Friday, June 29, 2007

Scripture Meditations - W.F. Bell


Joshua 1:8; Psalm 1:2; I Timothy 4:15

We are told that "meditation" means "quiet thought, reflection; contemplation on sacred or solemn subjects, especially as a devotional exercise." To "meditate" is simply "to think quietly; engage in deep and serious thought." Synonyms are "ponder, muse."

How we need "holy" meditation in our busy world, with so much noise and so many things to distract us from study and prayer. Not that anyone can just sit and think, study and pray, all the time. We cannot. But, this makes a time of serious reflection, with deep and serious thought, all the more needful.

The sixty-six books of the Bible are given to us in God's gracious providence to reveal to us who He is, what man is, how God saves sinners through the work of Christ, how the Holy Spirit comes to indwell believers, and how we are to daily "deny" ourselves, "take up" our cross, and "follow" our Lord (Luke 9:23). No one can rightly do this apart from "meditating day and night" in God's words to us (Joshua 1:8; Psalm 1:2). Paul clearly tells Timothy, "Meditate upon these things; give thyself wholly to them; that thy profiting may appear to all" (I Timothy 4:15).

Everyone agrees that we should meditate.
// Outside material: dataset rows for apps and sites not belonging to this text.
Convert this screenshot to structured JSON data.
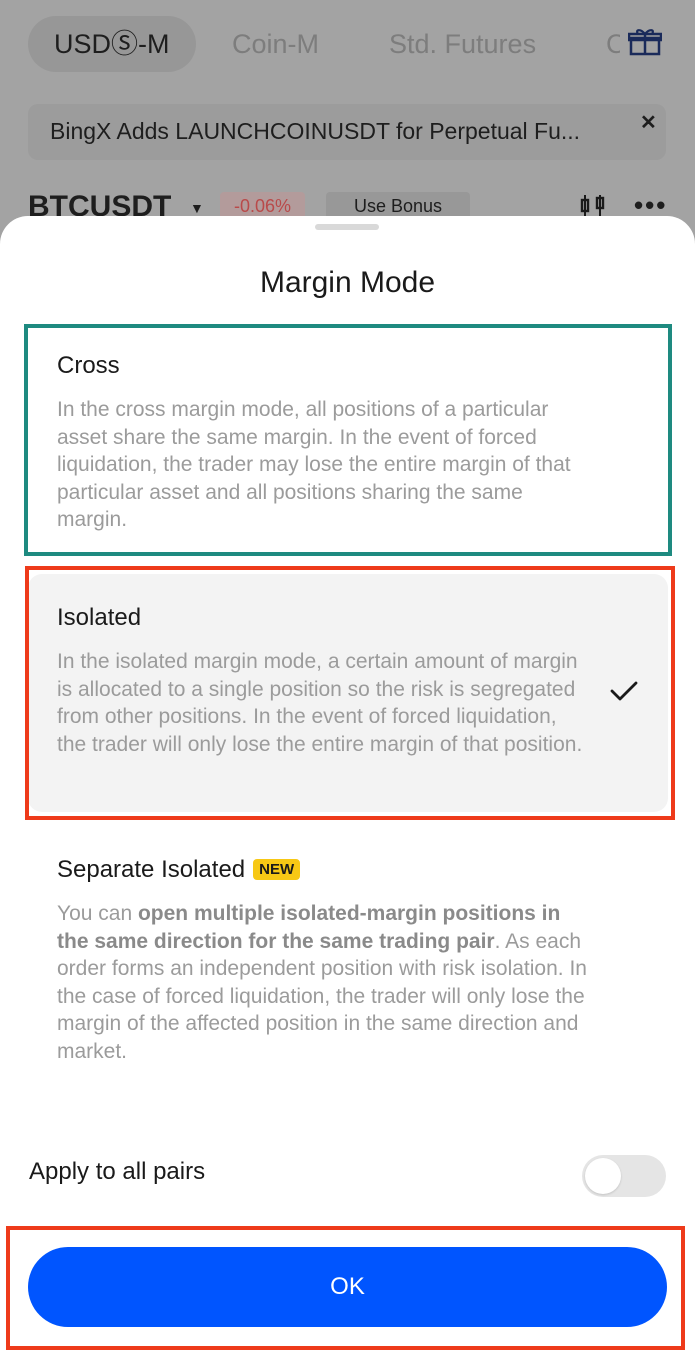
{
  "background": {
    "tabs": [
      "USDⓈ-M",
      "Coin-M",
      "Std. Futures",
      "C"
    ],
    "announcement": "BingX Adds LAUNCHCOINUSDT  for Perpetual Fu...",
    "pair": "BTCUSDT",
    "change": "-0.06%",
    "bonus_label": "Use Bonus"
  },
  "sheet": {
    "title": "Margin Mode",
    "options": [
      {
        "title": "Cross",
        "description": "In the cross margin mode, all positions of a particular asset share the same margin. In the event of forced liquidation, the trader may lose the entire margin of that particular asset and all positions sharing the same margin.",
        "selected": false
      },
      {
        "title": "Isolated",
        "description": "In the isolated margin mode, a certain amount of margin is allocated to a single position so the risk is segregated from other positions. In the event of forced liquidation, the trader will only lose the entire margin of that position.",
        "selected": true
      },
      {
        "title": "Separate Isolated",
        "badge": "NEW",
        "description_before": "You can ",
        "description_bold": "open multiple isolated-margin positions in the same direction for the same trading pair",
        "description_after": ". As each order forms an independent position with risk isolation. In the case of forced liquidation, the trader will only lose the margin of the affected position in the same direction and market.",
        "selected": false
      }
    ],
    "apply_all_label": "Apply to all pairs",
    "apply_all_enabled": false,
    "ok_label": "OK"
  },
  "colors": {
    "accent": "#0055ff",
    "highlight_teal": "#1e8a80",
    "highlight_red": "#ee3a1a",
    "badge": "#f7c815"
  }
}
Our problem seems to be finding the time, or knowing exactly how best to do it. Personally, I have found that daily discipline is the key. We should rarely ever put the Bible on a shelf. Keep it out; keep it handy. If you don't do anything but look at one verse, that is keeping up "meditation" on a daily basis. Better yet, though, to take time to regularly read a portion of Scripture, giving thought to words and phrases, memorizing them if possible. This is "hiding" God's word in our hearts (Psalm 119:11), and is true meditation.

So, "meditate" now on this need of "daily meditation." Read and study the Scripture. Think about the words. Look at the contexts. Memorize portions that are especially meaningful to you, and that speak powerfully to you. Assuredly you will be able to say with the psalmist, "Oh, how I love Thy law! It is my meditation all the day" (Psalm 119:97). And, "Thy word is a lamp unto my feet, and a light unto my path" (Psalm 119:105).

Meditating in and upon God's Word means (first and foremost) that you also meditate upon the Person of Christ Jesus: "My meditation of Him shall be sweet; I will be glad in the Lord" (Psalm 104:34). Fellowship with Christ is what the Christian life is all about. So daily let us be "looking to Jesus."

"We have no control over what people do about God's message, but we can see to it that they get it." Vance Havner

No comments: